We had a fifteen minutes drive to lunch, and I spent it making everyone name favorite aspects of the others’ books, because most of the two-and-a-half hours of critiques had been, “It’s a good book, but here’s the parts I didn’t like, and how you can improve them.” Generally the good stuff just works, and keeps you reading, so you don’t make note of it. I asked everyone to name a favorite scene in Dad’s book or a favorite character in Heather’s, stuff like that. I think that helped get everyone into a little bit better frame of mind for the rest of the day.
Anyway, lunch was at a steak place, and we sort of took a break from the writing talk. The girls talked about Mom’s morning shopping trip (and, I’m sure, other things, but I didn’t really hear much of it), and Dad and I talked about the economic crisis in a historical context, and how best to profit off of it. Oh, and OU football.
Then we drove back to the house, and Heather and I discussed my book, but the other two hadn’t really had a chance to read it all the way through. Dad spent the time writing and my little sister spent the time reading. Still, the feedback I got from Heather was amazing, and really encouraging.

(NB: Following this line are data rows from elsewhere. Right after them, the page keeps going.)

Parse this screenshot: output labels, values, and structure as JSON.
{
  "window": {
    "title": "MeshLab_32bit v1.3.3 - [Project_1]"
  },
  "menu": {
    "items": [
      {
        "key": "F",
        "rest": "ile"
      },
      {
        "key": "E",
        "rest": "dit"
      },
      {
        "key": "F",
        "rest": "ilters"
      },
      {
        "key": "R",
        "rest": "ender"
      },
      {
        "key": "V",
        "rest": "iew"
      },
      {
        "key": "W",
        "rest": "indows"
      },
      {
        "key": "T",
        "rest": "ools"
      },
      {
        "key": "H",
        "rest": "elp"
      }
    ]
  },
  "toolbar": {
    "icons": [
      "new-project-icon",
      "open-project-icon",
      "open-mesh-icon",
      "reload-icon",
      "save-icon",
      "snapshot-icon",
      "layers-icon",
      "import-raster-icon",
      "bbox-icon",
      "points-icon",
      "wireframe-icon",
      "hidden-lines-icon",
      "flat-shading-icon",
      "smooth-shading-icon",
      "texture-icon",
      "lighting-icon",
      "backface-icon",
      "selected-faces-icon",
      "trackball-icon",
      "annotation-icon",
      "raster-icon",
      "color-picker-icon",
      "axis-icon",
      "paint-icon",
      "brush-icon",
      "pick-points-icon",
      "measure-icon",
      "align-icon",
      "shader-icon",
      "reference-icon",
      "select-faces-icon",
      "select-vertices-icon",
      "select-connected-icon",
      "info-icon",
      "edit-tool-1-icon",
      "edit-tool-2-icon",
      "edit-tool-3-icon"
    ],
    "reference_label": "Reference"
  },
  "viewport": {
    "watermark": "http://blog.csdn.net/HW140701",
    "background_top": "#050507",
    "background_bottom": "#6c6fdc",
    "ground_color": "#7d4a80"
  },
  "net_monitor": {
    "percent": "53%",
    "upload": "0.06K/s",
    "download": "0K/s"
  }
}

We probably spent an hour on that, even though it was just the one reviewer, and then we turned to Heather’s book and all of us had read that one, so it was another shouting match (in a good way, I mean). My little sister followed that up with a brief exercise she’d concocted, in which we explored the history and background of characters within our stories — first a major one and then a minor one. While the former was probably the more useful, we all had a lot more fun with the latter.
Dinner finally interrupted us. Mom made some garlic chicken, with potatoes on the side and bruscetta as an appetizer — it was all good. While we ate, we went through another of the postponed activities, with everyone discussing two of his or her favorite story ideas. We weighed in with our opinions of them, and I think with the feedback everyone was pretty much able to pick one of those stories to focus on for NaNoWriMo this year.
Then Heather had an activity for us that turned out more like a game. We each wrote down a one-line story idea for each of the other three. The example she gave (and her story idea for Dad) was “A girl who sees doors where there are no doors.” The one she gave me was, “Trees take over the world and solve global warming in their own way.” Then we were each supposed to flesh out the three ideas we were given, building a one-paragraph synopsis of a book. Afterward we read them all out loud, with all the entertainment value of a game of Balderdash.
That was our last event for the weekend. Afterward we settled into separate conversations, many of them follow-ups on earlier critiques. Dad and I spent a while working out the plot arc of his upcoming novel, which had him stumped somewhere around the middle. It was that sort of thing.
Then around 11:00 everyone finally got to bed. I meant to get up early on Sunday, but didn’t quite manage what I’d hoped for. Still, after all the goodbyes and the final conversations, and packing the car and all, we got out around 10:00. Once again we stopped in Tulsa, but that was only a brief stop, and I dropped my little sister off at her place right at 3:00. We spent the whole drive talking, mostly about Social Constructionism (so, yeah, I had a good time).
Then I got home and watched the Cowboys game on my TiVo, and spent the rest of the evening in a deep melancholy. Ugh.
D– came over, and we had leftover pizza for dinner, and he and I spent most of the evening playing WoW. T– eventually joined us in the office, and we watched some more Get Smart, and far too soon it was an hour past my bedtime. I sent D– home, and went to bed around 11:00.
Other than that, it’s just things and stuff.